During the two years from the start of the litigation to the time of giving notice to Lloyd’s, Blue Mountain incurred defence costs, which it argued Lloyd’s was obligated to pay despite its failure to give notice to Lloyd’s during that time.
Lloyd’s took the position that under the policy Blue Mountain had an obligation to provide timely notice, cooperate with Lloyd’s in their defence, and to not make any voluntary payments except at its own cost.
The insurer’s position was that the failure of Blue Mountain to give timely notice of the claim was a breach of a condition precedent and the insurer could not be responsible for defence costs of which it was not aware. However, Lloyd’s did not seek to deny coverage entirely. Rather, they argued that coverage for defence costs only arose at the time of notice. Timely notice was the condition and triggering event for Lloyd’s’ duty to defend the claim.

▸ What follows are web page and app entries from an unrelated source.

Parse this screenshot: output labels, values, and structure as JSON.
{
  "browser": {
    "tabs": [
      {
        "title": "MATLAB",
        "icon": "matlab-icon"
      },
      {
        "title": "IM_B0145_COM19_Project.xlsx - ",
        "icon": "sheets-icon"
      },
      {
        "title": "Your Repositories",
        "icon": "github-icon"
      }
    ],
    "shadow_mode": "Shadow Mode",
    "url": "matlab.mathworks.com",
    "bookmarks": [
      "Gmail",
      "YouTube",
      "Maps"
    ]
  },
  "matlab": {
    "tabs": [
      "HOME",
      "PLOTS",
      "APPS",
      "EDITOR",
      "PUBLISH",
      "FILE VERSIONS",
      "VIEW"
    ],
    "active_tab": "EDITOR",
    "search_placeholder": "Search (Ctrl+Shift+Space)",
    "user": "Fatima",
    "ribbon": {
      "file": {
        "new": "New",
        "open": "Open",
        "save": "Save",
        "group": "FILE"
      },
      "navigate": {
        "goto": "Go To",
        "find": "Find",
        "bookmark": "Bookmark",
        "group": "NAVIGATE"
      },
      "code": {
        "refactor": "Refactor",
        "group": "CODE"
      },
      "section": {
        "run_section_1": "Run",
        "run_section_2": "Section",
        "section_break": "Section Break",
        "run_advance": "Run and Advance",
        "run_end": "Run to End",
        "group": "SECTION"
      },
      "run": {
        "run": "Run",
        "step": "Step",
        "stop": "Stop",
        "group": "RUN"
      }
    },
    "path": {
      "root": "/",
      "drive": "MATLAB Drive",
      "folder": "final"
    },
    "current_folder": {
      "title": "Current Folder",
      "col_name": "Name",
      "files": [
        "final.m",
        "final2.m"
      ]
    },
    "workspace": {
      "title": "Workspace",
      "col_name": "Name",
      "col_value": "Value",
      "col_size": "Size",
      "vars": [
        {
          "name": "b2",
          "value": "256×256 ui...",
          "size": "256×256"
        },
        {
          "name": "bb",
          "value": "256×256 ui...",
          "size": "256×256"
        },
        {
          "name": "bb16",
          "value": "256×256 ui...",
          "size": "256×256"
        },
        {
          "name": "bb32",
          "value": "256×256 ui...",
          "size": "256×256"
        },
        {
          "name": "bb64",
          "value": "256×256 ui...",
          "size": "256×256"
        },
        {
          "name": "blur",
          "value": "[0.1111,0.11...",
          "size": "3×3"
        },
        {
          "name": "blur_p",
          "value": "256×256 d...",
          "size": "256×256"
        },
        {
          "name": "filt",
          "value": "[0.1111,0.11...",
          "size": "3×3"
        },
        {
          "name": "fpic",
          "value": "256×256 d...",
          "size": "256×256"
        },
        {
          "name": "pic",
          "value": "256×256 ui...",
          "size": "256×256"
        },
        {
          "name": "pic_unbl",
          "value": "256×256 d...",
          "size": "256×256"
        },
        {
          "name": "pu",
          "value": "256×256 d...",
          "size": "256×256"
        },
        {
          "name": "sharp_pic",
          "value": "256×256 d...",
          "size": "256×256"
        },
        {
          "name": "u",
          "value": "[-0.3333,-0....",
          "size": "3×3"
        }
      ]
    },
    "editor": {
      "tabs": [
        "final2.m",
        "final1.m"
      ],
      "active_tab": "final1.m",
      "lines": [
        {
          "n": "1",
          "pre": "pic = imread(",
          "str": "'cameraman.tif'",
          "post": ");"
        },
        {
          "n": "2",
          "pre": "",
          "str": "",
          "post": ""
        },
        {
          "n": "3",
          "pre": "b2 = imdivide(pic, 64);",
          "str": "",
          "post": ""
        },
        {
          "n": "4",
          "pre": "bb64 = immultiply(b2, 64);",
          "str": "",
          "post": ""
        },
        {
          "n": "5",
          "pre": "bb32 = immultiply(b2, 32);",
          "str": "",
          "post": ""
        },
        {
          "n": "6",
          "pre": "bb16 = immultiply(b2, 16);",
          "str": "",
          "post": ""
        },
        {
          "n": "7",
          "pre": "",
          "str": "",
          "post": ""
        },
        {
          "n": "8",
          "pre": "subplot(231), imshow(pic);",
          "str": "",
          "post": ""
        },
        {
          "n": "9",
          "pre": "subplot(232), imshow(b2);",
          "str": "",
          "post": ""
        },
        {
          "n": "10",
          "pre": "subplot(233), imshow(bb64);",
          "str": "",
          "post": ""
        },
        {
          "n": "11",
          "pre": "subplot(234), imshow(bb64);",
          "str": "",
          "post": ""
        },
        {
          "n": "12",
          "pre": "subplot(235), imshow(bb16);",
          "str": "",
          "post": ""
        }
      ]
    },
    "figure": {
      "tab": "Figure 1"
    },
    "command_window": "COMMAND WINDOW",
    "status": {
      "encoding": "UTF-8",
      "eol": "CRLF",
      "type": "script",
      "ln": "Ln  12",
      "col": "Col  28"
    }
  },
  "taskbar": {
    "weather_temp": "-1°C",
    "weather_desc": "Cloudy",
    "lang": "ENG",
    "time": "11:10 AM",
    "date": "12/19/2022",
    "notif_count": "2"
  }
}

Blue Mountain argued that Lloyd’s was responsible for its pre-tender defence costs unless it could prove that its late notice amounted to a breach of a policy condition, and that it was not entitled to relief from forfeiture.
The court considered whether the failure to give timely notice was merely imperfect compliance, as opposed to non-compliance with the policy. The court held that the weight of Canadian authority supported that a breach of a notice provision is generally treated as imperfect compliance rather than non-compliance. Therefore, the imperfect compliance was subject to relief from forfeiture, as per the relevant provisions of the Insurance Act and Law and Equity Act.
The court held that unless the late notice caused real prejudice to the insurer, it could not avoid pre-tender expenses because, otherwise, the insurer may avoid expenses for which it received a premium from the Insured, effectively, “getting something for nothing.” The court held that viewing late notice as imperfect compliance afforded an opportunity to accurately adjust the equities between the parties.
In light of the fact that there was no real prejudice to Lloyd’s as a result of the Blue Mountain’s failure to give timely notice, the court held that Lloyd’s could not avoid the pre-tender defence costs.